Analogous to the Pascalian prescription for acting as if one believes and has faith (‘Follow the way by which they began; by acting as if they believed, taking the holy water, having masses said, etc. Even this will naturally make you believe, and deaden your acuteness.’), and akin to Confucian insight (at least with regard to the concept of li), a contemporary social science description speaks to a (proven?*) strategy for indirectly prompting political actors to eschew a reliance on violent methods to achieve their aims:
“[T]he sustained participation of political actors in new institutional settings can trigger a reflexive and unconscious process of socialization variously described in the literature as ‘role playing,’ ‘mimicking,’ ‘copying,’ and ‘emulating’ prescribed norms of behavior. When political actors enter a new institutional environment, they are under pressure to conform with its established rules of speech and conduct. And once they adapt to such expectations, they must justify this adaptation to themselves and others. As a result, ‘they may later adapt their preferences to these justifications, in this way reducing cognitive dissonance.’ Changes in the behavior of political actors iterated over time, may thus produce changes in their beliefs. As Zürn and Checkel have argued, ‘Acting in accordance with role expectations may lead to an internalization of these expectations,’ a situation in which, to borrow an elegant phrase from Suzanne Hoeber Rudolph, ‘the mask becomes the face.’ As Islamist actors have assumed new roles and responsibilities, it can be theorized that they have developed new competencies and skills and adapted their behavior to the norms and institutions of which they are a part.” –Carrie Rosefsky Wickham, The Muslim Brotherhood: Evolution of an Islamist Movement (Princeton University Press, 2013): 11-12.

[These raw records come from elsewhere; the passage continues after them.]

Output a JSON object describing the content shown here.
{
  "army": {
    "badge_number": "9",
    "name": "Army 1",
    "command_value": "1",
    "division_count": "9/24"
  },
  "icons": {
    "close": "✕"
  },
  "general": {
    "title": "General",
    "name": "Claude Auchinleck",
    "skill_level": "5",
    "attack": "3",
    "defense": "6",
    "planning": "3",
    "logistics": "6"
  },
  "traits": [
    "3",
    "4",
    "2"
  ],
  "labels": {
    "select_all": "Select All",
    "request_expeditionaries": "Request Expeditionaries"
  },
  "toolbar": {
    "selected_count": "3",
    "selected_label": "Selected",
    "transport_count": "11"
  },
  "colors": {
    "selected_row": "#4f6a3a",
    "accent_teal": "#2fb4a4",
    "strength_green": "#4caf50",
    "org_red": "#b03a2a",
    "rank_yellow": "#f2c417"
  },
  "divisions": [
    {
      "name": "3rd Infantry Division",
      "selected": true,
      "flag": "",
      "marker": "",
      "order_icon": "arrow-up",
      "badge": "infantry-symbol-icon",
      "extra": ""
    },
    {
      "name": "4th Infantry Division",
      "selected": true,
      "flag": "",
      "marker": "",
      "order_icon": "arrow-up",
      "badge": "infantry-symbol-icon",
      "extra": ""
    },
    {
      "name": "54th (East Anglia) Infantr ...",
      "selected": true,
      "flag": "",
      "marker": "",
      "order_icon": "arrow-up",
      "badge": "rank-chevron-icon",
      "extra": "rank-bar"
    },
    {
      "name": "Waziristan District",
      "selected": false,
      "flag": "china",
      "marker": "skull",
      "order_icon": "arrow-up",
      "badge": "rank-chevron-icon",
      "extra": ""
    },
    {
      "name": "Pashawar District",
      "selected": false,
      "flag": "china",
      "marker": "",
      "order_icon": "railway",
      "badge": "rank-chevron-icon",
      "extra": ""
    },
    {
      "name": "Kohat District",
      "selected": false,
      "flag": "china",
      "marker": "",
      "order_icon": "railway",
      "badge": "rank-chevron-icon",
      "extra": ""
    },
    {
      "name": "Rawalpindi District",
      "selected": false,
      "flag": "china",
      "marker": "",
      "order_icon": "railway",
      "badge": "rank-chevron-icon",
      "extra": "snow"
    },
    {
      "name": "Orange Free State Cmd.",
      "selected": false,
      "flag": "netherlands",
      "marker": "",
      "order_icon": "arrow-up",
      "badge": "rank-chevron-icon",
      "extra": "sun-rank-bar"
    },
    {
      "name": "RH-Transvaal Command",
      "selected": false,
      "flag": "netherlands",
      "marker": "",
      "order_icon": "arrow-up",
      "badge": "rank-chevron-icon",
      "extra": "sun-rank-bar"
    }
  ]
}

This in one reason why, for instance, it was absolute folly to deny Hamas a realistic chance to govern in Gaza after its (democratic) electoral success, and it is sheer madness to repress the Muslim Brotherhood in Egypt, particularly given its earlier historic avowal of violence and more recent willingness to abide by the democratic rules of the game (such as they were or are in Egypt).

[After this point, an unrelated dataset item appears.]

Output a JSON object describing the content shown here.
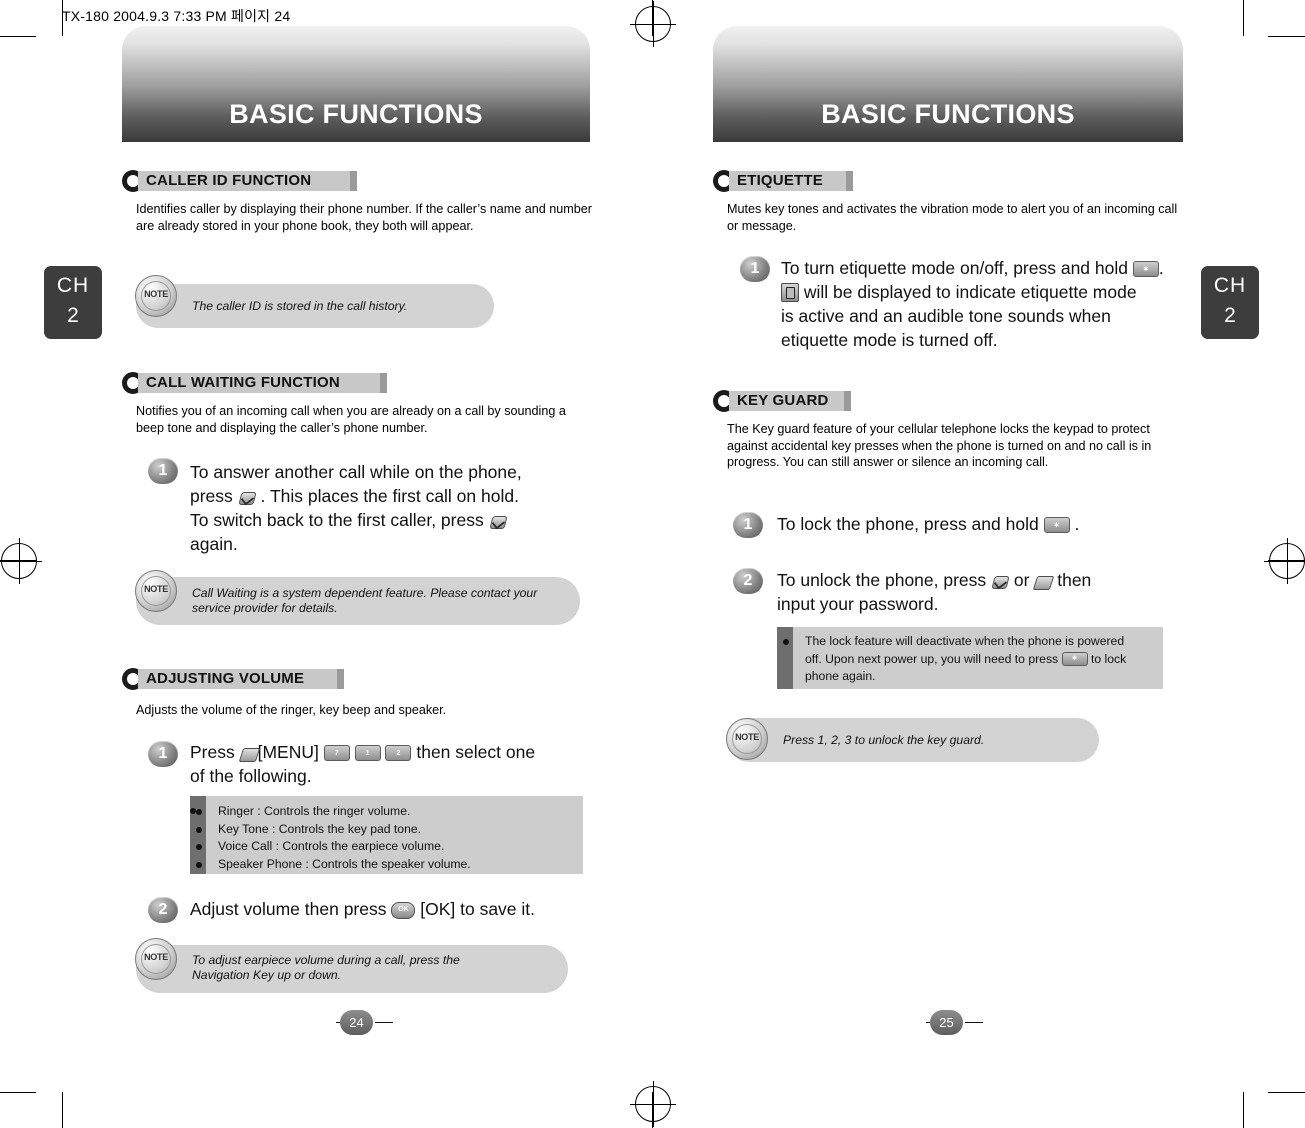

* See, for example, Omar Ashour, The De-Radicalization of Jihadists: Transforming armed Islamist movements (Routledge, 2009).